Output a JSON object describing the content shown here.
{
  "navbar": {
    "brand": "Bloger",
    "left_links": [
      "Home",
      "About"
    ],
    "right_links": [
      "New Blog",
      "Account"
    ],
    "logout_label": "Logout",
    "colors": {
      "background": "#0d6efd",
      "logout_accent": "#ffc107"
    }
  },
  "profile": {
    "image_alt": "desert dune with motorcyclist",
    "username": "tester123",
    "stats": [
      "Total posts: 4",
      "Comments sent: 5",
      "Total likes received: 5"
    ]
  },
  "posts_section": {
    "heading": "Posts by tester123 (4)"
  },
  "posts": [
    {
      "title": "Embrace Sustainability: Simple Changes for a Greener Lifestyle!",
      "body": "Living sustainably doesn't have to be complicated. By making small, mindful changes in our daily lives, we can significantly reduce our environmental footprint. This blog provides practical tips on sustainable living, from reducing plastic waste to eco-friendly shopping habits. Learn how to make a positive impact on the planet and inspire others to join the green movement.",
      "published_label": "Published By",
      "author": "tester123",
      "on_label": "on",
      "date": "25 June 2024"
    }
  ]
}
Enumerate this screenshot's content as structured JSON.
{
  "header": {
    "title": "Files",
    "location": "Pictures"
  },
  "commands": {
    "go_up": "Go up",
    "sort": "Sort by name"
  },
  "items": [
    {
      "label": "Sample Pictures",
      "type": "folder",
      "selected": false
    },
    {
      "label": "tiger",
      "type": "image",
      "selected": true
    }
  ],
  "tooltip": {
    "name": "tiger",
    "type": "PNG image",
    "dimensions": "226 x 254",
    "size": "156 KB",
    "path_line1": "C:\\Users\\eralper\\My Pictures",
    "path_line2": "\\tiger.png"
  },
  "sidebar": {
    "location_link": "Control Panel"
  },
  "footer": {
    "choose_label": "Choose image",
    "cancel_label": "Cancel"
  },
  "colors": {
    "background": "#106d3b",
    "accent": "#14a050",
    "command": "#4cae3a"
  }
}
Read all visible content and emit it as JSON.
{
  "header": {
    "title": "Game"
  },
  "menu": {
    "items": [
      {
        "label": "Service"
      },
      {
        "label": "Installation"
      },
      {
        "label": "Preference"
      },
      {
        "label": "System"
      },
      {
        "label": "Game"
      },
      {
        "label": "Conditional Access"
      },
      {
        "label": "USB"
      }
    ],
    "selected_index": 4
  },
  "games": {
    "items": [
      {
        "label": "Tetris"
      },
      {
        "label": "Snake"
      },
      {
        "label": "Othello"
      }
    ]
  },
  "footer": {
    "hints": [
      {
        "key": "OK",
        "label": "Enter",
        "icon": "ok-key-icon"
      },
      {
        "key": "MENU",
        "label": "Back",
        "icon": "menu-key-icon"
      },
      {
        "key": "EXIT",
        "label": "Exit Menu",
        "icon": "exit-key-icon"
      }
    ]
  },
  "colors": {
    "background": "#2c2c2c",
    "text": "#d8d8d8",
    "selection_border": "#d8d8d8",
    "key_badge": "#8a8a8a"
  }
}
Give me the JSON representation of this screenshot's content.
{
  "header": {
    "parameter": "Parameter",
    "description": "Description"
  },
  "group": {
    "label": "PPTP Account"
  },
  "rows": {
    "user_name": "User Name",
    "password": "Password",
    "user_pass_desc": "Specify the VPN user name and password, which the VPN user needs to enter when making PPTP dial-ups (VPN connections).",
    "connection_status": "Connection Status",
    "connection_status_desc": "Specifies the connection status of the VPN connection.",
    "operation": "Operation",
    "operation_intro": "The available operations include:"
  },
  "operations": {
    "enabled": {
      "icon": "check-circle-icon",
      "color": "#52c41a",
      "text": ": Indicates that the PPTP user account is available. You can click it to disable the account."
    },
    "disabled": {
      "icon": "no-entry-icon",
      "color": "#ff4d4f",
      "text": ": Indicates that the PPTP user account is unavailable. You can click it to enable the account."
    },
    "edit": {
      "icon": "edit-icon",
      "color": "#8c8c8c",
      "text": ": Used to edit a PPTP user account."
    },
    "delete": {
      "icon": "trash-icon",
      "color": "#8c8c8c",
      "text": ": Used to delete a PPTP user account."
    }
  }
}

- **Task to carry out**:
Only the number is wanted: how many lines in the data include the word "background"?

- **Expected output**:
3